Cynthia Payne has made appearances as an after-dinner speaker and launched a new range of adult services and products in 2006.
HERE ARE SOME MORE INTERACTIVE FOOTAGE ON VARIOUS FORMS OF EXECUTIONS IMPLEMENTED AROUND THE WORLD . MANY OF WHICH ARE STILL CARRIED OUT TODAY . COULD THIS SOON HAPPEN HERE IN THE UK ?
WARNING THESE VIDEOS CONTAIN GRAPHIC FOOTAGE OF REAL EXECUTIONS . SO IF EASILY OFFENDED, DISTURBED OR OF A SENSITIVE NATURE …. AS WITH VISITING LITTLEDEAN JAIL ….. PLEASE DO AVOID VIEWING PARTS 1-6 AS SHOWN HERE

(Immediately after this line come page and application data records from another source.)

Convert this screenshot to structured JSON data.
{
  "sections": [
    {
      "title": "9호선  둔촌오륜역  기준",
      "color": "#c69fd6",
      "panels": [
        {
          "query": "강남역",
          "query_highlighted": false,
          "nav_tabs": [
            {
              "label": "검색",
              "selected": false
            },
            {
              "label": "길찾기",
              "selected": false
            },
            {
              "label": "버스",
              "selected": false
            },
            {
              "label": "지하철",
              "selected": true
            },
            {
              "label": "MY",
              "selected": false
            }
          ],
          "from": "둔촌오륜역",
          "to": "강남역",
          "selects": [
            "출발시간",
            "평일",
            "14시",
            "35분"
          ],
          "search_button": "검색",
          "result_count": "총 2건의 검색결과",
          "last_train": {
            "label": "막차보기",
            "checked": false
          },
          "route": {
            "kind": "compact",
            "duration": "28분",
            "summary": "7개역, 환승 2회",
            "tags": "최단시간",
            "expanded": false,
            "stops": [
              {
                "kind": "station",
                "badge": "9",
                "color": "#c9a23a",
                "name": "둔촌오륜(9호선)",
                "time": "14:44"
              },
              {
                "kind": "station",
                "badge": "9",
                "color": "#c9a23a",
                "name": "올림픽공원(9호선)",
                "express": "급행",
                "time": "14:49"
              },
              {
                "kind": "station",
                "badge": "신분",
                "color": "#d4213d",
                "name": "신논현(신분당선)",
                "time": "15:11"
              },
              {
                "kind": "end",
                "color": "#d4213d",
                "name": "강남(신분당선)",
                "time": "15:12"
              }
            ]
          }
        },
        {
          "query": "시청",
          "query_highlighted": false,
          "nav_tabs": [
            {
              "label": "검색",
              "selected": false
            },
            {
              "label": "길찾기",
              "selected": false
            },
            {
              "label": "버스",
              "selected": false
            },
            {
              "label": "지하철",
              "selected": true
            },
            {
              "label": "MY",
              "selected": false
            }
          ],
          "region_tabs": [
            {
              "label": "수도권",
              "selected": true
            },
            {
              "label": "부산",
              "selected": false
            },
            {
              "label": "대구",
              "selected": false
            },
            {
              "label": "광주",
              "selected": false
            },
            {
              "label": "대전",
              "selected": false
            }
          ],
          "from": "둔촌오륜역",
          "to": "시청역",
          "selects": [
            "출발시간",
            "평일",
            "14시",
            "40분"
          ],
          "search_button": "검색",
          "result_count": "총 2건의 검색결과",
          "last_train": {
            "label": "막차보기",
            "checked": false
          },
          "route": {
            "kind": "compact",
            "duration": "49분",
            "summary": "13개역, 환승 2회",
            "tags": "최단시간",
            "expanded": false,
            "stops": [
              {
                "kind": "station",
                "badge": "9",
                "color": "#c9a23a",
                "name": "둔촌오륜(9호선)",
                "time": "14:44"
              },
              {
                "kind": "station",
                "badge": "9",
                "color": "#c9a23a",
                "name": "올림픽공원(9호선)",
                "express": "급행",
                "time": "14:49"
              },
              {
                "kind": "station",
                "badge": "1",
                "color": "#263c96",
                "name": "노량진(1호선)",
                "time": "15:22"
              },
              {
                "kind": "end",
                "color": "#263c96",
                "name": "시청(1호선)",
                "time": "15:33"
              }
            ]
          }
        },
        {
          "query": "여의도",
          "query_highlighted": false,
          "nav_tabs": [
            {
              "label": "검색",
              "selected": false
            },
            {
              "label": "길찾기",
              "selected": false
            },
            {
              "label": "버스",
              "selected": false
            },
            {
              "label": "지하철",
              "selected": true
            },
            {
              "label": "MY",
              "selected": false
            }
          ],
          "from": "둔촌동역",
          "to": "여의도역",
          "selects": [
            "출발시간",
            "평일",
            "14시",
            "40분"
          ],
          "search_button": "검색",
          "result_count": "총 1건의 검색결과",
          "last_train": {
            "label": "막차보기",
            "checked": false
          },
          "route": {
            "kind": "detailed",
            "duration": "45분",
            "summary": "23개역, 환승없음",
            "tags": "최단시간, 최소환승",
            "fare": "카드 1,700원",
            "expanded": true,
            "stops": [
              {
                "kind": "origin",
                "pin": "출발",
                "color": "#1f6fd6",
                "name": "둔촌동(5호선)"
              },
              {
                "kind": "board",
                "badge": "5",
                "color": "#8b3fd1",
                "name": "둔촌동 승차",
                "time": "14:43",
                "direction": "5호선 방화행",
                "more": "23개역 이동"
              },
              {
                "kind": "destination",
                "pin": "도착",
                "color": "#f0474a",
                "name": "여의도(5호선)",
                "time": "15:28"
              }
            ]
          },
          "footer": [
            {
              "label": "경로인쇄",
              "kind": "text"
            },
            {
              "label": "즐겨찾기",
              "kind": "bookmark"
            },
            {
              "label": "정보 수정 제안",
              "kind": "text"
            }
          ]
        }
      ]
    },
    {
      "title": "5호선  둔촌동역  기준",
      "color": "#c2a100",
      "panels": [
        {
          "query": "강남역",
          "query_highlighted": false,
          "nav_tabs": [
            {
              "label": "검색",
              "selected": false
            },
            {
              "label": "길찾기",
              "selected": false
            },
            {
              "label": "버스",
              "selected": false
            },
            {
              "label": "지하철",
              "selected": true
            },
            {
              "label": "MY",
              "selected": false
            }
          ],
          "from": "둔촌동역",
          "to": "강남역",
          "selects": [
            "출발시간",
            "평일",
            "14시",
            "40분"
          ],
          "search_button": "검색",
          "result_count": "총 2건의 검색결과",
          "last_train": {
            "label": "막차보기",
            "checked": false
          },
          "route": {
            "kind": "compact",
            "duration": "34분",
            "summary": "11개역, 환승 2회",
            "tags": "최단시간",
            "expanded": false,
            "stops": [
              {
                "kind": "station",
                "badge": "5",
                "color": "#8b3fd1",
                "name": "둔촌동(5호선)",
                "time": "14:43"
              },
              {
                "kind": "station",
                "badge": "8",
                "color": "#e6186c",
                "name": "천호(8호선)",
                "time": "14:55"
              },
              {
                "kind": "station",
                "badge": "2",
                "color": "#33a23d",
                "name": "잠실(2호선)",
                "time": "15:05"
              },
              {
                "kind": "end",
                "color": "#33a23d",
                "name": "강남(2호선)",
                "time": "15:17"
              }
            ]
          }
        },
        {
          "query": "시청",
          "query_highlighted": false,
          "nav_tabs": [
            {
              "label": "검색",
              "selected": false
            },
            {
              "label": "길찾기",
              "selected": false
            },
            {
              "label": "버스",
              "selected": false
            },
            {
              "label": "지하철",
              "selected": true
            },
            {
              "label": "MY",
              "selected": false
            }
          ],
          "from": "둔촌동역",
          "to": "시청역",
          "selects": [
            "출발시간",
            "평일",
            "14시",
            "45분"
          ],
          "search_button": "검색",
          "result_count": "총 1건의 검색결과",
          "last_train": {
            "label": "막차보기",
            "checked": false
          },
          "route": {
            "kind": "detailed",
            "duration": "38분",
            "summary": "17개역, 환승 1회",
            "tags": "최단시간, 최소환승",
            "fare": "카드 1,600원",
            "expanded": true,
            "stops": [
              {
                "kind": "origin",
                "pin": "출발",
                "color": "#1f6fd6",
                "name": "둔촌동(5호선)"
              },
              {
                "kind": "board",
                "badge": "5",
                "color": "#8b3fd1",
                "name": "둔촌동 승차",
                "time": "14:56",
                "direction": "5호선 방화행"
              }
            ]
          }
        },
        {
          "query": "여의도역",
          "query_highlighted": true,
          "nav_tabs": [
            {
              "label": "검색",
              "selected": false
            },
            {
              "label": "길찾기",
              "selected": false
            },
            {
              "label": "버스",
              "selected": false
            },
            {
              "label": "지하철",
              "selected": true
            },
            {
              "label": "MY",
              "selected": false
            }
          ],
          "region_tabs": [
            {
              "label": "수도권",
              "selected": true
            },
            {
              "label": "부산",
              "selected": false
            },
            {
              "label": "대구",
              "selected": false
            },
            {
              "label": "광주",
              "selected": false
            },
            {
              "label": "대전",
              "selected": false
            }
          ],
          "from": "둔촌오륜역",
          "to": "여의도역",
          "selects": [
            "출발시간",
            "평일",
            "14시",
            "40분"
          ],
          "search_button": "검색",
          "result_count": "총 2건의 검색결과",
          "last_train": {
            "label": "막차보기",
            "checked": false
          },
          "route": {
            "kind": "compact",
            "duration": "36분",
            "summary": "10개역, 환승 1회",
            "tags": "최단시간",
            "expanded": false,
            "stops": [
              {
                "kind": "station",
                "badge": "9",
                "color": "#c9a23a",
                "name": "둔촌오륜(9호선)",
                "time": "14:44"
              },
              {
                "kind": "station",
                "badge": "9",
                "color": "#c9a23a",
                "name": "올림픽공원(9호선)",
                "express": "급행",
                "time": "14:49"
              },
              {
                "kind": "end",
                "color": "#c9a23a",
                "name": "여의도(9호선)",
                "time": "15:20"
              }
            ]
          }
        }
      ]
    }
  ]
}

RECENT UK RIOTS ARE DEEMED TO SUPPORT THE NEED TO BRING BACK CAPITAL PUNISHMENT AND THE DEATH PENALTY . RIGHT OR WRONG ….YOU DECIDE FOR YOURSELVES ?
A Government source said the crash was caused by pro-hanging groups racing to register on the site. Supporters of capital punishment are desperate to get the 100,000 signatures they need to force MPs to debate and then vote on a return of the death penalty – which was axed in 1965. They are fuming that taxpayers are shelling out millions of pounds a year to keep evil child killers alive in jail. Top of their hit-list is Levi Bellfield, 43, serving life for the kidnap and murder of Surrey schoolgirl Milly Dowler, 13, and the murder of two women. Their campaign to string up Bellfield went into overdrive this week when it emerged that he is suing the Justice Ministry after he was attacked in jail. Pro-hanging campaigners also want to see Sarah Payne’s killer Roy Whiting, 52, meet his end, along with Ian Huntley, 37, who murdered Soham schoolgirls Holly Wells and Jessica Chapman in 2002. Commons leader Sir George Young, 70, who heads the e-petition scheme, warned MPs not to ignore public appetite for a Parliamentary debate on the issue. He said it would damage democracy if politicians acted as if the views on hanging “did not exist”. And Tory MP Priti Patel, 40, said a debate was long overdue. She favours restoring capital punishment “for the most serious and significant crimes”. Under the e-petition scheme the public can force MPs to debate any issue that attracts 100,000 signatures. The bid to bring back hanging is being spearheaded by right-wing blogger Guido Fawkes. He said on his website: “Even if we don’t win the vote, we’ll see which MPs put the welfare of child killers above the wider community.”